• [Work required]: An identical copy of the listing below is all the answer should contain.

• [Dataset records]:

--------------------------------

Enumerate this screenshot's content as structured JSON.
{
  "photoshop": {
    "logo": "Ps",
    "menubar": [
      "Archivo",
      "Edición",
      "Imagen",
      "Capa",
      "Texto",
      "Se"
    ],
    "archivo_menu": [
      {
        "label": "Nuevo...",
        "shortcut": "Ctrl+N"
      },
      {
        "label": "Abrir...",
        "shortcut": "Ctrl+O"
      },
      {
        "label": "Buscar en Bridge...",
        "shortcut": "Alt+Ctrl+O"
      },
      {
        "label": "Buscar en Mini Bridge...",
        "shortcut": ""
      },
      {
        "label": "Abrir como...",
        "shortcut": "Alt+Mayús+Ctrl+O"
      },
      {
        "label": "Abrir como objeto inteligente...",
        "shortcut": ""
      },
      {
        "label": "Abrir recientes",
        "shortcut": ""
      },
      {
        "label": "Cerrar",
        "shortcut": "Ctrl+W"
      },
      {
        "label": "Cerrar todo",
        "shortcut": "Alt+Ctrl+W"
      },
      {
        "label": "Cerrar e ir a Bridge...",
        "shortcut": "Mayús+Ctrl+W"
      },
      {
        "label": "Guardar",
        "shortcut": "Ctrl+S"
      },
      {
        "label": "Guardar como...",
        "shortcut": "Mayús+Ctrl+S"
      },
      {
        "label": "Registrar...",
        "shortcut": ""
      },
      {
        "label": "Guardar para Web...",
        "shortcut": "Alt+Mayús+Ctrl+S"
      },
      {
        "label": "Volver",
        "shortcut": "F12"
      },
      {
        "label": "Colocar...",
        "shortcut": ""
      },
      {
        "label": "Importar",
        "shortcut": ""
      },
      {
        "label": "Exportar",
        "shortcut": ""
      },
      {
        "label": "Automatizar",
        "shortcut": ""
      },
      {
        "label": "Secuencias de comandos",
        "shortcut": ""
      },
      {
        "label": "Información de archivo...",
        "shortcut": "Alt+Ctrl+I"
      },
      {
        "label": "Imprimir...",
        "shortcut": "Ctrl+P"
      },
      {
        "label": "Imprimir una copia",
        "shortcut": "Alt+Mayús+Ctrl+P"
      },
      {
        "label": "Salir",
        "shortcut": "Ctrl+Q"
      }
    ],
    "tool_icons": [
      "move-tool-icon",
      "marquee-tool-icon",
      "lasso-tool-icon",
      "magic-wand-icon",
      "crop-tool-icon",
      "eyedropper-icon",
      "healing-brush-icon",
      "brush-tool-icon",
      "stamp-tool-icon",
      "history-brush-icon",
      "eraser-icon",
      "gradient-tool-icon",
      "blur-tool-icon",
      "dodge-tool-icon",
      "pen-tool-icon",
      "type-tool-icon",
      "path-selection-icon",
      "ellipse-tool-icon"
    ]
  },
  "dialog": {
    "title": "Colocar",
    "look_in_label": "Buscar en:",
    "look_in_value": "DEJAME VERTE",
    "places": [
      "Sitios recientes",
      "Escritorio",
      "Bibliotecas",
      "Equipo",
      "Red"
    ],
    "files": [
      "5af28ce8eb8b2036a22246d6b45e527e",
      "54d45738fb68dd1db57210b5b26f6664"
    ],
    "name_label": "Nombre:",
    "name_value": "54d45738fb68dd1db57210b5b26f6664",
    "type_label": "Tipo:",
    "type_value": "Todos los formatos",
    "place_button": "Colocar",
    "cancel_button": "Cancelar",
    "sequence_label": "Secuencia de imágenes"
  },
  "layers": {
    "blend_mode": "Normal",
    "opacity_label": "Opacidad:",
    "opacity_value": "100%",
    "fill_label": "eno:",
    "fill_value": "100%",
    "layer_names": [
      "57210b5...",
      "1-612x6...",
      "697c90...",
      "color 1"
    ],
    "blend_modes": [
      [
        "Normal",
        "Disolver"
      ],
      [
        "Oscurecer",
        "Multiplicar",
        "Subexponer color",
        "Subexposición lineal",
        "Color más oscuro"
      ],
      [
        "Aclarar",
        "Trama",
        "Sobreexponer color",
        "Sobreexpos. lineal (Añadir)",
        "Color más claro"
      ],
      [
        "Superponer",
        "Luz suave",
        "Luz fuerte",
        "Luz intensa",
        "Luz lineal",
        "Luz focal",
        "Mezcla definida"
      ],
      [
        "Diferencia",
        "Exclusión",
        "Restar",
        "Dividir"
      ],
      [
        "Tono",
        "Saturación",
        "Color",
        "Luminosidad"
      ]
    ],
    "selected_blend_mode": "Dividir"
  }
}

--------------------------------

• [Result]:
Enumerate this screenshot's content as structured JSON.
{
  "photoshop": {
    "logo": "Ps",
    "menubar": [
      "Archivo",
      "Edición",
      "Imagen",
      "Capa",
      "Texto",
      "Se"
    ],
    "archivo_menu": [
      {
        "label": "Nuevo...",
        "shortcut": "Ctrl+N"
      },
      {
        "label": "Abrir...",
        "shortcut": "Ctrl+O"
      },
      {
        "label": "Buscar en Bridge...",
        "shortcut": "Alt+Ctrl+O"
      },
      {
        "label": "Buscar en Mini Bridge...",
        "shortcut": ""
      },
      {
        "label": "Abrir como...",
        "shortcut": "Alt+Mayús+Ctrl+O"
      },
      {
        "label": "Abrir como objeto inteligente...",
        "shortcut": ""
      },
      {
        "label": "Abrir recientes",
        "shortcut": ""
      },
      {
        "label": "Cerrar",
        "shortcut": "Ctrl+W"
      },
      {
        "label": "Cerrar todo",
        "shortcut": "Alt+Ctrl+W"
      },
      {
        "label": "Cerrar e ir a Bridge...",
        "shortcut": "Mayús+Ctrl+W"
      },
      {
        "label": "Guardar",
        "shortcut": "Ctrl+S"
      },
      {
        "label": "Guardar como...",
        "shortcut": "Mayús+Ctrl+S"
      },
      {
        "label": "Registrar...",
        "shortcut": ""
      },
      {
        "label": "Guardar para Web...",
        "shortcut": "Alt+Mayús+Ctrl+S"
      },
      {
        "label": "Volver",
        "shortcut": "F12"
      },
      {
        "label": "Colocar...",
        "shortcut": ""
      },
      {
        "label": "Importar",
        "shortcut": ""
      },
      {
        "label": "Exportar",
        "shortcut": ""
      },
      {
        "label": "Automatizar",
        "shortcut": ""
      },
      {
        "label": "Secuencias de comandos",
        "shortcut": ""
      },
      {
        "label": "Información de archivo...",
        "shortcut": "Alt+Ctrl+I"
      },
      {
        "label": "Imprimir...",
        "shortcut": "Ctrl+P"
      },
      {
        "label": "Imprimir una copia",
        "shortcut": "Alt+Mayús+Ctrl+P"
      },
      {
        "label": "Salir",
        "shortcut": "Ctrl+Q"
      }
    ],
    "tool_icons": [
      "move-tool-icon",
      "marquee-tool-icon",
      "lasso-tool-icon",
      "magic-wand-icon",
      "crop-tool-icon",
      "eyedropper-icon",
      "healing-brush-icon",
      "brush-tool-icon",
      "stamp-tool-icon",
      "history-brush-icon",
      "eraser-icon",
      "gradient-tool-icon",
      "blur-tool-icon",
      "dodge-tool-icon",
      "pen-tool-icon",
      "type-tool-icon",
      "path-selection-icon",
      "ellipse-tool-icon"
    ]
  },
  "dialog": {
    "title": "Colocar",
    "look_in_label": "Buscar en:",
    "look_in_value": "DEJAME VERTE",
    "places": [
      "Sitios recientes",
      "Escritorio",
      "Bibliotecas",
      "Equipo",
      "Red"
    ],
    "files": [
      "5af28ce8eb8b2036a22246d6b45e527e",
      "54d45738fb68dd1db57210b5b26f6664"
    ],
    "name_label": "Nombre:",
    "name_value": "54d45738fb68dd1db57210b5b26f6664",
    "type_label": "Tipo:",
    "type_value": "Todos los formatos",
    "place_button": "Colocar",
    "cancel_button": "Cancelar",
    "sequence_label": "Secuencia de imágenes"
  },
  "layers": {
    "blend_mode": "Normal",
    "opacity_label": "Opacidad:",
    "opacity_value": "100%",
    "fill_label": "eno:",
    "fill_value": "100%",
    "layer_names": [
      "57210b5...",
      "1-612x6...",
      "697c90...",
      "color 1"
    ],
    "blend_modes": [
      [
        "Normal",
        "Disolver"
      ],
      [
        "Oscurecer",
        "Multiplicar",
        "Subexponer color",
        "Subexposición lineal",
        "Color más oscuro"
      ],
      [
        "Aclarar",
        "Trama",
        "Sobreexponer color",
        "Sobreexpos. lineal (Añadir)",
        "Color más claro"
      ],
      [
        "Superponer",
        "Luz suave",
        "Luz fuerte",
        "Luz intensa",
        "Luz lineal",
        "Luz focal",
        "Mezcla definida"
      ],
      [
        "Diferencia",
        "Exclusión",
        "Restar",
        "Dividir"
      ],
      [
        "Tono",
        "Saturación",
        "Color",
        "Luminosidad"
      ]
    ],
    "selected_blend_mode": "Dividir"
  }
}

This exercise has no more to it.